The budget development process can begin more than three years in advance of the enactment of the relevant appropriations bill.
Each year, the Office of Management and Budget (OMB) provides general guidance to inform the development of each agency’s budget justification. Agencies develop their budget justification based on overarching OMB guidance, ongoing agency activities, and new proposals.
Agencies work collaboratively with OMB to finalize their budget justifications for the upcoming fiscal year prior to submitting to Congress.
OMB publishes the President’s Budget Request, which includes high-level information on all government agencies, along with tax and spending projections, while agencies publish detailed requests for Congress.
The Legislative Branch
Congress appropriates funding through 12 appropriations bills each fiscal year.
Appropriations subcommittees produce 12 appropriations bills that fund the operations and programs of the USG.
Currently, foreign assistance funding comes from three different appropriations bills: The State and Foreign Operations (SFOPs) Bill; the Agriculture Appropriations Bill; and the Labor, Health, and Human Services Bill.
The Congressional Budget Process
The Congressional Appropriations Process begins after the President submits their budget to Congress on the first Monday in February. Congress then holds hearings on agency budget requests and any other topics of interest.

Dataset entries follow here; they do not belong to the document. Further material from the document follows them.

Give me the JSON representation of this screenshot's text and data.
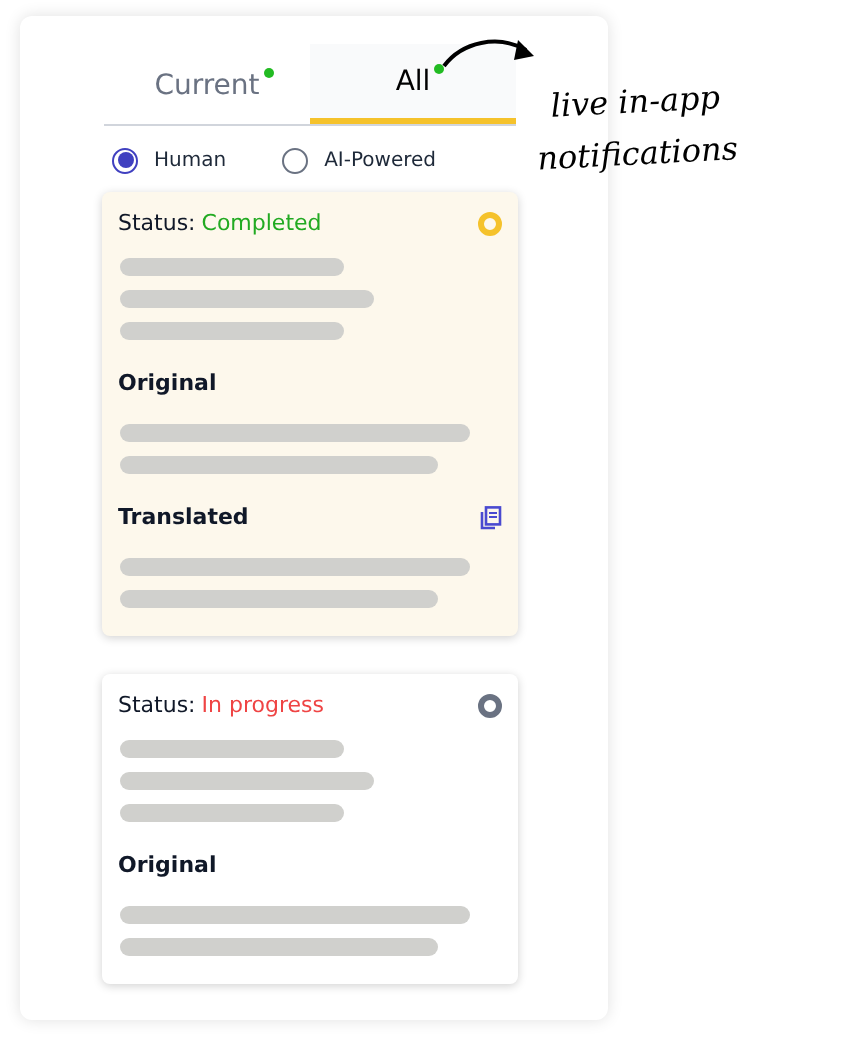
{
  "tabs": [
    {
      "label": "Current",
      "selected": false,
      "dot": true
    },
    {
      "label": "All",
      "selected": true,
      "dot": true
    }
  ],
  "mode_options": [
    {
      "label": "Human",
      "selected": true
    },
    {
      "label": "AI-Powered",
      "selected": false
    }
  ],
  "annotation": {
    "lines": [
      "live in-app",
      "notifications"
    ]
  },
  "cards": [
    {
      "status_label": "Status:",
      "status": "Completed",
      "color": "#22aa22",
      "highlighted": true,
      "sections": [
        {
          "title": "Original",
          "copy_icon": false
        },
        {
          "title": "Translated",
          "copy_icon": true
        }
      ]
    },
    {
      "status_label": "Status:",
      "status": "In progress",
      "color": "#ef4444",
      "highlighted": false,
      "sections": [
        {
          "title": "Original",
          "copy_icon": false
        }
      ]
    }
  ]
}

The federal fiscal year begins on October 1. Ideally, all 12 appropriations bills will have been enacted and can be implemented at that time. However, the government has been unable to enact appropriations bills on time and had to rely on continuing resolutions (C.R.), which continue the terms and conditions of the current appropriations bill. Sometimes C.R.s run into February or March of the year for which they are appropriating funds.
Foreign Assistance Allocation Process
After enactment, the Foreign Assistance Act and the SFOPs bill require DoS and USAID to develop and submit certain plans and notifications to Congress for some programs and countries.
The agencies present plans and notifications to Congress.
Upon completion, funds then undergo procurement and grant processes that identify ways for the agencies to disburse and spend money.
This entire process, from enactment to spending, can take up more than two years.
Funding Challenges for U.S. Foreign Assistance
Growing need. U.S. foreign assistance resources have not kept pace with the growing global need.
The uncertain process. The long and complex funding processes prevent beneficiaries from obtaining the best development and humanitarian assistance available.
The threat of rescissions. The threat of rescissions for humanitarian and development funds limits or reduces the scale and scope of beneficiaries that depend on the U.S.’ assistance to survive.